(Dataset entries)
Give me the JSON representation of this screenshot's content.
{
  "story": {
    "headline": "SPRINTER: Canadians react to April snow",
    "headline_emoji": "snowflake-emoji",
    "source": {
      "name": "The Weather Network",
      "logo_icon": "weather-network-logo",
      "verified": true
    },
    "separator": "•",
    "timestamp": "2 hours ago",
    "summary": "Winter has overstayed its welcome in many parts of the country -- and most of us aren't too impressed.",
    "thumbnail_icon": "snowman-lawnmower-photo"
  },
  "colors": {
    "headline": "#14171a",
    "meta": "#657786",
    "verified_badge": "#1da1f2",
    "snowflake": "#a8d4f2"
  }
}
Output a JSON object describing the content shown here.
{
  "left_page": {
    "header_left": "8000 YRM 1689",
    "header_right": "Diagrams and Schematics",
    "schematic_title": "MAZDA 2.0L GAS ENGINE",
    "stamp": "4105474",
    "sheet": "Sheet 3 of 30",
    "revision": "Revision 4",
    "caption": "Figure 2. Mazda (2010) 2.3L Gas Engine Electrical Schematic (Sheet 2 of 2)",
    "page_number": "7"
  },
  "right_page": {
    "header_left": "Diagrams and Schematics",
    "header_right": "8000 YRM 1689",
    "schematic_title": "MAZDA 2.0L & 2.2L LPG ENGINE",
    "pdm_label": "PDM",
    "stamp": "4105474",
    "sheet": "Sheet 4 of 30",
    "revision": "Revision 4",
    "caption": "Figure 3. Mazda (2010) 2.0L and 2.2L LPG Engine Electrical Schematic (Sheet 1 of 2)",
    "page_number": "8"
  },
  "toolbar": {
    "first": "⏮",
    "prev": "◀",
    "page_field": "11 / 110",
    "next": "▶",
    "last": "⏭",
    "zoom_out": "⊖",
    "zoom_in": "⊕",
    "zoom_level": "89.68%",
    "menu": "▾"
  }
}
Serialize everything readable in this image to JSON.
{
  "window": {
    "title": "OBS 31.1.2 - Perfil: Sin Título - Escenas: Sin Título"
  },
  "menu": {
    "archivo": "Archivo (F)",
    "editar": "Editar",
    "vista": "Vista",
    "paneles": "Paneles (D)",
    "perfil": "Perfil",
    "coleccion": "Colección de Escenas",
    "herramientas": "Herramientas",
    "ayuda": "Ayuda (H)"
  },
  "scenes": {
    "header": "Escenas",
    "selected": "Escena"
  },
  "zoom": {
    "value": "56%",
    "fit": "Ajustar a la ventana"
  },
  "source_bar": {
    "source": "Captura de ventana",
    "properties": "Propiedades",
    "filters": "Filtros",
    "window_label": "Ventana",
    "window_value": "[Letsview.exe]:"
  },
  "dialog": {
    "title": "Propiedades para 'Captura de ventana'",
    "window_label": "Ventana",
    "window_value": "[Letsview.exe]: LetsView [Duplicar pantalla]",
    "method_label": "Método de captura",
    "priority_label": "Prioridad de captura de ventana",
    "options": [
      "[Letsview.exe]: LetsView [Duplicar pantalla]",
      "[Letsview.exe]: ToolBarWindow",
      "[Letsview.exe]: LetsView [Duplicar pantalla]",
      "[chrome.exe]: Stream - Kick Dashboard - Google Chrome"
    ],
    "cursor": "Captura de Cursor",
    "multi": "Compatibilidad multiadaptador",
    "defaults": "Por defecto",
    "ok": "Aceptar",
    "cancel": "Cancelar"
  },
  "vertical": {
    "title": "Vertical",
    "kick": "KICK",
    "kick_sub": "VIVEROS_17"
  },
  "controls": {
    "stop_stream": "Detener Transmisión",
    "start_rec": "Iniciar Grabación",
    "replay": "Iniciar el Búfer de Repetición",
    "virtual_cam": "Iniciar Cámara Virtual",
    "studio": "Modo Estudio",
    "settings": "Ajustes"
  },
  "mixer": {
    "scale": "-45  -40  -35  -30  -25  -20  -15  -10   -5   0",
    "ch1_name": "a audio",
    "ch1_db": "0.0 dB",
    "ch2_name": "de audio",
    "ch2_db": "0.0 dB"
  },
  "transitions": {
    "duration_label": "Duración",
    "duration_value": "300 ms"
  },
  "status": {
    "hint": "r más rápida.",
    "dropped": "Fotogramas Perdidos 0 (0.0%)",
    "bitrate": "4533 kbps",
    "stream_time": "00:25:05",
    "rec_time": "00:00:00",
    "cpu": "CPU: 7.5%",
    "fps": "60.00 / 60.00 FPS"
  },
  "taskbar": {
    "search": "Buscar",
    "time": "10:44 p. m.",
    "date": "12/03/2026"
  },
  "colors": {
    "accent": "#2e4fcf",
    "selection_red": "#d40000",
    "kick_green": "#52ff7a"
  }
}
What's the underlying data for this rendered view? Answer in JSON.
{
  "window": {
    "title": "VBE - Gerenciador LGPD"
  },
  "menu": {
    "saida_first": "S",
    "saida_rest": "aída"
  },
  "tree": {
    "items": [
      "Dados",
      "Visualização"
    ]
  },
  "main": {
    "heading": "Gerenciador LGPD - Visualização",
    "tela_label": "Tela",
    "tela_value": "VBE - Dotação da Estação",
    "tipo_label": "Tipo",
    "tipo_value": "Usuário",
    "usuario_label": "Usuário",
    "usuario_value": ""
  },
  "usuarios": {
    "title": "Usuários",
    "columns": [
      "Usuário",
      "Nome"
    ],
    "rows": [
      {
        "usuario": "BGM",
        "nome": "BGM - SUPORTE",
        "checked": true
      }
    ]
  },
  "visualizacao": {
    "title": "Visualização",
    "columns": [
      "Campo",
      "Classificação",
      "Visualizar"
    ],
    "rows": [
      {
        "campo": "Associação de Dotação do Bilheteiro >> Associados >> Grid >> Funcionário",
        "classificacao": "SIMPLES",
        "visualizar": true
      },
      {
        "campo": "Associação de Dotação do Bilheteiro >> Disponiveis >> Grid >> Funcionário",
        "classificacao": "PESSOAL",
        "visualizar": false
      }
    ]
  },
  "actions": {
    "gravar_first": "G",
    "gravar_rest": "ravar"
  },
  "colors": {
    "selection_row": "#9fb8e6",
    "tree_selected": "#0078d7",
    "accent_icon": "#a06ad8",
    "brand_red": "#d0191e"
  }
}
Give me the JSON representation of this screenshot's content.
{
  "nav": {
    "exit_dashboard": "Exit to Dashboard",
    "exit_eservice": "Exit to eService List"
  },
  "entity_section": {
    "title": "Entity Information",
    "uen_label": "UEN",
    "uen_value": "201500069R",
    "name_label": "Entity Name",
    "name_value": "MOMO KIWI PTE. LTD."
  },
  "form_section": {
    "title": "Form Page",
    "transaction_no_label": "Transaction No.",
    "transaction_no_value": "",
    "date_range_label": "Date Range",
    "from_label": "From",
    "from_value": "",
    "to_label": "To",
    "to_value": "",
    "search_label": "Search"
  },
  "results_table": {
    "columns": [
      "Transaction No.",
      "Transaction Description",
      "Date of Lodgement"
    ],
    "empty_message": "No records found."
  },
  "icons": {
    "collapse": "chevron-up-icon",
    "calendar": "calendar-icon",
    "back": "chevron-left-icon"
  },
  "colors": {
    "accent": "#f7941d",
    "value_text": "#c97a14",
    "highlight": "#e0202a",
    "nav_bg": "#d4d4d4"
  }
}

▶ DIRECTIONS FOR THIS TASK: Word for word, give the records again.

▶ WRITTEN RESPONSE:
Give me the JSON representation of this screenshot's content.
{
  "story": {
    "headline": "SPRINTER: Canadians react to April snow",
    "headline_emoji": "snowflake-emoji",
    "source": {
      "name": "The Weather Network",
      "logo_icon": "weather-network-logo",
      "verified": true
    },
    "separator": "•",
    "timestamp": "2 hours ago",
    "summary": "Winter has overstayed its welcome in many parts of the country -- and most of us aren't too impressed.",
    "thumbnail_icon": "snowman-lawnmower-photo"
  },
  "colors": {
    "headline": "#14171a",
    "meta": "#657786",
    "verified_badge": "#1da1f2",
    "snowflake": "#a8d4f2"
  }
}
Output a JSON object describing the content shown here.
{
  "left_page": {
    "header_left": "8000 YRM 1689",
    "header_right": "Diagrams and Schematics",
    "schematic_title": "MAZDA 2.0L GAS ENGINE",
    "stamp": "4105474",
    "sheet": "Sheet 3 of 30",
    "revision": "Revision 4",
    "caption": "Figure 2. Mazda (2010) 2.3L Gas Engine Electrical Schematic (Sheet 2 of 2)",
    "page_number": "7"
  },
  "right_page": {
    "header_left": "Diagrams and Schematics",
    "header_right": "8000 YRM 1689",
    "schematic_title": "MAZDA 2.0L & 2.2L LPG ENGINE",
    "pdm_label": "PDM",
    "stamp": "4105474",
    "sheet": "Sheet 4 of 30",
    "revision": "Revision 4",
    "caption": "Figure 3. Mazda (2010) 2.0L and 2.2L LPG Engine Electrical Schematic (Sheet 1 of 2)",
    "page_number": "8"
  },
  "toolbar": {
    "first": "⏮",
    "prev": "◀",
    "page_field": "11 / 110",
    "next": "▶",
    "last": "⏭",
    "zoom_out": "⊖",
    "zoom_in": "⊕",
    "zoom_level": "89.68%",
    "menu": "▾"
  }
}
Serialize everything readable in this image to JSON.
{
  "window": {
    "title": "OBS 31.1.2 - Perfil: Sin Título - Escenas: Sin Título"
  },
  "menu": {
    "archivo": "Archivo (F)",
    "editar": "Editar",
    "vista": "Vista",
    "paneles": "Paneles (D)",
    "perfil": "Perfil",
    "coleccion": "Colección de Escenas",
    "herramientas": "Herramientas",
    "ayuda": "Ayuda (H)"
  },
  "scenes": {
    "header": "Escenas",
    "selected": "Escena"
  },
  "zoom": {
    "value": "56%",
    "fit": "Ajustar a la ventana"
  },
  "source_bar": {
    "source": "Captura de ventana",
    "properties": "Propiedades",
    "filters": "Filtros",
    "window_label": "Ventana",
    "window_value": "[Letsview.exe]:"
  },
  "dialog": {
    "title": "Propiedades para 'Captura de ventana'",
    "window_label": "Ventana",
    "window_value": "[Letsview.exe]: LetsView [Duplicar pantalla]",
    "method_label": "Método de captura",
    "priority_label": "Prioridad de captura de ventana",
    "options": [
      "[Letsview.exe]: LetsView [Duplicar pantalla]",
      "[Letsview.exe]: ToolBarWindow",
      "[Letsview.exe]: LetsView [Duplicar pantalla]",
      "[chrome.exe]: Stream - Kick Dashboard - Google Chrome"
    ],
    "cursor": "Captura de Cursor",
    "multi": "Compatibilidad multiadaptador",
    "defaults": "Por defecto",
    "ok": "Aceptar",
    "cancel": "Cancelar"
  },
  "vertical": {
    "title": "Vertical",
    "kick": "KICK",
    "kick_sub": "VIVEROS_17"
  },
  "controls": {
    "stop_stream": "Detener Transmisión",
    "start_rec": "Iniciar Grabación",
    "replay": "Iniciar el Búfer de Repetición",
    "virtual_cam": "Iniciar Cámara Virtual",
    "studio": "Modo Estudio",
    "settings": "Ajustes"
  },
  "mixer": {
    "scale": "-45  -40  -35  -30  -25  -20  -15  -10   -5   0",
    "ch1_name": "a audio",
    "ch1_db": "0.0 dB",
    "ch2_name": "de audio",
    "ch2_db": "0.0 dB"
  },
  "transitions": {
    "duration_label": "Duración",
    "duration_value": "300 ms"
  },
  "status": {
    "hint": "r más rápida.",
    "dropped": "Fotogramas Perdidos 0 (0.0%)",
    "bitrate": "4533 kbps",
    "stream_time": "00:25:05",
    "rec_time": "00:00:00",
    "cpu": "CPU: 7.5%",
    "fps": "60.00 / 60.00 FPS"
  },
  "taskbar": {
    "search": "Buscar",
    "time": "10:44 p. m.",
    "date": "12/03/2026"
  },
  "colors": {
    "accent": "#2e4fcf",
    "selection_red": "#d40000",
    "kick_green": "#52ff7a"
  }
}
What's the underlying data for this rendered view? Answer in JSON.
{
  "window": {
    "title": "VBE - Gerenciador LGPD"
  },
  "menu": {
    "saida_first": "S",
    "saida_rest": "aída"
  },
  "tree": {
    "items": [
      "Dados",
      "Visualização"
    ]
  },
  "main": {
    "heading": "Gerenciador LGPD - Visualização",
    "tela_label": "Tela",
    "tela_value": "VBE - Dotação da Estação",
    "tipo_label": "Tipo",
    "tipo_value": "Usuário",
    "usuario_label": "Usuário",
    "usuario_value": ""
  },
  "usuarios": {
    "title": "Usuários",
    "columns": [
      "Usuário",
      "Nome"
    ],
    "rows": [
      {
        "usuario": "BGM",
        "nome": "BGM - SUPORTE",
        "checked": true
      }
    ]
  },
  "visualizacao": {
    "title": "Visualização",
    "columns": [
      "Campo",
      "Classificação",
      "Visualizar"
    ],
    "rows": [
      {
        "campo": "Associação de Dotação do Bilheteiro >> Associados >> Grid >> Funcionário",
        "classificacao": "SIMPLES",
        "visualizar": true
      },
      {
        "campo": "Associação de Dotação do Bilheteiro >> Disponiveis >> Grid >> Funcionário",
        "classificacao": "PESSOAL",
        "visualizar": false
      }
    ]
  },
  "actions": {
    "gravar_first": "G",
    "gravar_rest": "ravar"
  },
  "colors": {
    "selection_row": "#9fb8e6",
    "tree_selected": "#0078d7",
    "accent_icon": "#a06ad8",
    "brand_red": "#d0191e"
  }
}
Give me the JSON representation of this screenshot's content.
{
  "nav": {
    "exit_dashboard": "Exit to Dashboard",
    "exit_eservice": "Exit to eService List"
  },
  "entity_section": {
    "title": "Entity Information",
    "uen_label": "UEN",
    "uen_value": "201500069R",
    "name_label": "Entity Name",
    "name_value": "MOMO KIWI PTE. LTD."
  },
  "form_section": {
    "title": "Form Page",
    "transaction_no_label": "Transaction No.",
    "transaction_no_value": "",
    "date_range_label": "Date Range",
    "from_label": "From",
    "from_value": "",
    "to_label": "To",
    "to_value": "",
    "search_label": "Search"
  },
  "results_table": {
    "columns": [
      "Transaction No.",
      "Transaction Description",
      "Date of Lodgement"
    ],
    "empty_message": "No records found."
  },
  "icons": {
    "collapse": "chevron-up-icon",
    "calendar": "calendar-icon",
    "back": "chevron-left-icon"
  },
  "colors": {
    "accent": "#f7941d",
    "value_text": "#c97a14",
    "highlight": "#e0202a",
    "nav_bg": "#d4d4d4"
  }
}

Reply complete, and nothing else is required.